The Ebola Virus Disease (EVD) Algorithm for Evaluation of the Returned Traveler and the Checklist for Patients Being Evaluated for Ebola Virus Disease (EVD) in the United States are located on the CDC.gov website, and are to help hospital staff identify and evaluate returning travelers for the EVD.
If you have not familiarized yourself with the signs and proper handling of patients who may have the EVD please follow this link to the Centers for Disease Control and Prevention website here: Ebola Update.
There is still a mystery surrounding Enterovirus cases spreading around the country. Now the CDC is investigating possible connections between the virus and temporary paralysis. Although its symptoms are similar to the common cold, its rapid progression and severity makes it very different — with many cases ending up in Intensive Care. Hundreds are hospitalized in 11 states, at higher risk are children with asthma.
Here are some important things you should know:

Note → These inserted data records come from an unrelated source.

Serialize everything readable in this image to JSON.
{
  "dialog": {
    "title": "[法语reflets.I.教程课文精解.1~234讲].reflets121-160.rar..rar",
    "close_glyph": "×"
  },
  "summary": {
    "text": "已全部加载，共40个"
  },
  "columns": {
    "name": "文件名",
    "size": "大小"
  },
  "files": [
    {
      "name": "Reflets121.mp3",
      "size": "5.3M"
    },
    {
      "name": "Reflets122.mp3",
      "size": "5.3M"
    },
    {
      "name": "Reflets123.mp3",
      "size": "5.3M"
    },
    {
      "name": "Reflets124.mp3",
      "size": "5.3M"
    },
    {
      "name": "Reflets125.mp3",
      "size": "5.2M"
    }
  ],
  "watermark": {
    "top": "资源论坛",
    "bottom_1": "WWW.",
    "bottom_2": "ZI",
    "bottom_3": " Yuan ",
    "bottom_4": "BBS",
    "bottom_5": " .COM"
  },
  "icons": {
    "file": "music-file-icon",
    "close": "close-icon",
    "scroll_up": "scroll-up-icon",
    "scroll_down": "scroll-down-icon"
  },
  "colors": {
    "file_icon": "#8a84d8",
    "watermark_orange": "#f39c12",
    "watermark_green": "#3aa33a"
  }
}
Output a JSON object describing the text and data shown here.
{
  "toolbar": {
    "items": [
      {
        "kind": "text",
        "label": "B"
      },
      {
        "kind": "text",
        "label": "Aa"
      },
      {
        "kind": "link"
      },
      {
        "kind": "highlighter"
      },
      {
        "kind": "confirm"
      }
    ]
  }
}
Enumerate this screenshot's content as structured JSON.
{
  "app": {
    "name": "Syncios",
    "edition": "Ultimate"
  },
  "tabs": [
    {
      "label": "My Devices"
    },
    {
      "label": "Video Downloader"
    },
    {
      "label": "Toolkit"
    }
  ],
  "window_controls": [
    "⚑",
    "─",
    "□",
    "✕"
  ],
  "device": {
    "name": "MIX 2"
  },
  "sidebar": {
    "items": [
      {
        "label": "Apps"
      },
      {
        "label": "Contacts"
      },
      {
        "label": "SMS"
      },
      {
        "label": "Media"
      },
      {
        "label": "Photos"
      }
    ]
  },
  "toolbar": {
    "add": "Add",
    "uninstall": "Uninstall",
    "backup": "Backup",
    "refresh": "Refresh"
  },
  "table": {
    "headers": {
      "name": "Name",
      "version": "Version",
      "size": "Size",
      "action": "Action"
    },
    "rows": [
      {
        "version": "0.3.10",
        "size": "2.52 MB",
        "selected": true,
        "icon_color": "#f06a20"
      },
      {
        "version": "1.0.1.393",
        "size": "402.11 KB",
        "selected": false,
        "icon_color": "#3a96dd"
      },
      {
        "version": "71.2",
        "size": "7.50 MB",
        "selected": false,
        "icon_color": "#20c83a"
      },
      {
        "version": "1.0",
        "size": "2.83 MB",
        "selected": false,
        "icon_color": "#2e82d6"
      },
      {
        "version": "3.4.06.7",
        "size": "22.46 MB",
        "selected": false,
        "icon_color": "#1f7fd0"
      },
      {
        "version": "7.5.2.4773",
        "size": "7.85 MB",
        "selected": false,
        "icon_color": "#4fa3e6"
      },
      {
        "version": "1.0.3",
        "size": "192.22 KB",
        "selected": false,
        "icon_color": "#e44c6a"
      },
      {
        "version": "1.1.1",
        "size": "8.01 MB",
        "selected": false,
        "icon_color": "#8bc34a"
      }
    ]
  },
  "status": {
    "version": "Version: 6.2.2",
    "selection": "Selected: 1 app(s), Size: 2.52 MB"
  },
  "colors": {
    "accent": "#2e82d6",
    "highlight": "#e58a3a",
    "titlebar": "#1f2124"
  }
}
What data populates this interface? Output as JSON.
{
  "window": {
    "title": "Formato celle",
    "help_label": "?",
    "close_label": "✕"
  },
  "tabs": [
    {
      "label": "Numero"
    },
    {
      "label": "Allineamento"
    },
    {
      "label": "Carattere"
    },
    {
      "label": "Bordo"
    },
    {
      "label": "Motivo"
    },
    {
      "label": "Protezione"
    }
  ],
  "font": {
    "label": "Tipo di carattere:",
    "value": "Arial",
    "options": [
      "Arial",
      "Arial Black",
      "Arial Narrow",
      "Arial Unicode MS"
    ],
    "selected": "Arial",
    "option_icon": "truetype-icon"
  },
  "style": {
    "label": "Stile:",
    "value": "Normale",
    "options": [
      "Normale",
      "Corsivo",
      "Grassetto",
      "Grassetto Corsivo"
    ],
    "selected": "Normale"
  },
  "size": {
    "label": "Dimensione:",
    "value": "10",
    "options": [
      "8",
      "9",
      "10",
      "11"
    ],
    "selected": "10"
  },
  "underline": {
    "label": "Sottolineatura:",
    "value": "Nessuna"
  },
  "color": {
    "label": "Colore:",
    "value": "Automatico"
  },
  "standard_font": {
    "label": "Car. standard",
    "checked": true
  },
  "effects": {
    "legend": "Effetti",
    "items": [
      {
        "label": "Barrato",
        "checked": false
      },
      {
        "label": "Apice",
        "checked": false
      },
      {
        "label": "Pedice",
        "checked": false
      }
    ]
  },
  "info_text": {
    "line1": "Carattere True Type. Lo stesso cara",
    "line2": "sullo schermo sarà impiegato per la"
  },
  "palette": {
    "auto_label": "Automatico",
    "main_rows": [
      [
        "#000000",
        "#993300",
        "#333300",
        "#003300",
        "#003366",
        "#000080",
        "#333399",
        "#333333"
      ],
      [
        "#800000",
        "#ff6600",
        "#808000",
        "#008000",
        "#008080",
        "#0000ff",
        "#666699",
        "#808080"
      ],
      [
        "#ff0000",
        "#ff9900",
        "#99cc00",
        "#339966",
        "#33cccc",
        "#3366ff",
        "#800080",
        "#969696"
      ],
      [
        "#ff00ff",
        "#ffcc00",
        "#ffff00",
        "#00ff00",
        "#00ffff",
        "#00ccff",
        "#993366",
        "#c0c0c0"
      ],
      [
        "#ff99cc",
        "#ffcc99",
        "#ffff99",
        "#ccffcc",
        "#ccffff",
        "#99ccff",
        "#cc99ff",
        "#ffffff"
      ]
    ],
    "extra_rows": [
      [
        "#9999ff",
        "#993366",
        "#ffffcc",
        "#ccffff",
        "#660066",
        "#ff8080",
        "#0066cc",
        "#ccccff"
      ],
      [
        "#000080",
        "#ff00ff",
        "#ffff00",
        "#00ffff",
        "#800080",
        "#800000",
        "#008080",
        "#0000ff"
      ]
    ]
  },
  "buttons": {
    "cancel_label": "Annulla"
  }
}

• Highly contagious, spreadable by cough or sneeze, and also can live on surfaces. But full knowledge of how is spreads is unknown due to lack of scientific studies on the virus.
• Starts like common cold; Runny Nose, Coughing, sneezing and fever
• Progresses rapidly; difficulty breathing, possible loss of consciousness (look for wheezing, shortness of breath or difficulty speaking)
Apparently this isn’t the first case of an outbreak of Enterovirus (EV-D68). According to a 2011 CDC report, from 2008 to 2010 there were clusters of Acute Respiratory Illness associated with EV-D68 across multiple continents including Asia, Europe and the United States. While it’s not the first time however, health officials are scratching their heads as to why it has reemerged… and with such voracity.
Particularly alarming is the lack of specific treatment for the virus and its, now possible, connection to acute onset of focal limb weakness — or temporary paralysis. Instead, health officials are tasked with treating the symptoms of the infection, often requiring hospitalization.
The CDC has a specific link for Healthcare Professionals on Evaluating, Reporting, Testing and Infection Control Recommendations here.
Officials say, the yet-as identified patient is under “strict isolation” in Dallas, Texas, apparently confirming a statement issued on Monday by the Texas Health Presbyterian Hospital of Dallas.
Monday night Texas Health Presbyterian Hospital in Dallas released the following statement:
“Texas Health Presbyterian Hospital Dallas has admitted a patient into strict isolation to be evaluated for potential Ebola Virus Disease (EVD) based on the patient’s symptoms and recent travel history. The hospital is following all Centers for Disease Control and Texas Department of Heath recommendations to ensure the safety of patients, hospital staff, volunteers, physicians and visitors. The CDC anticipates preliminary results tomorrow (Wednesday).”
In a press conference, CDC Director Tom Frieden said the patient in question had been traveling in Liberia, where he may have contracted the disease.
“It is certainly possible that someone who had contact with this individual…could develop Ebola in the coming weeks,” Frieden said, but added that “there is no doubt in my mind that we will stop it here.”
According to the CDC website, “The 2014 Ebola outbreak is the largest in history and the first Ebola epidemic the world has ever known.” The virus is know to be transmitted by contact with blood or body fluids (including but not limited to urine, saliva, feces, vomit, and semen) of a person who is sick with Ebola. Objects, such as needles and syringes, that have been contaminated and animals that are infected are also know means of transmitting the virus. At this time it is not believed that Ebola is transmitted through the air or by water.
There is currently no known treatment or cure for the virus.
Complete information on the Ebola Virus can be found on the CDC website at CDC.gov.
The CNBC story can be found here.
Dallas CBS News Report.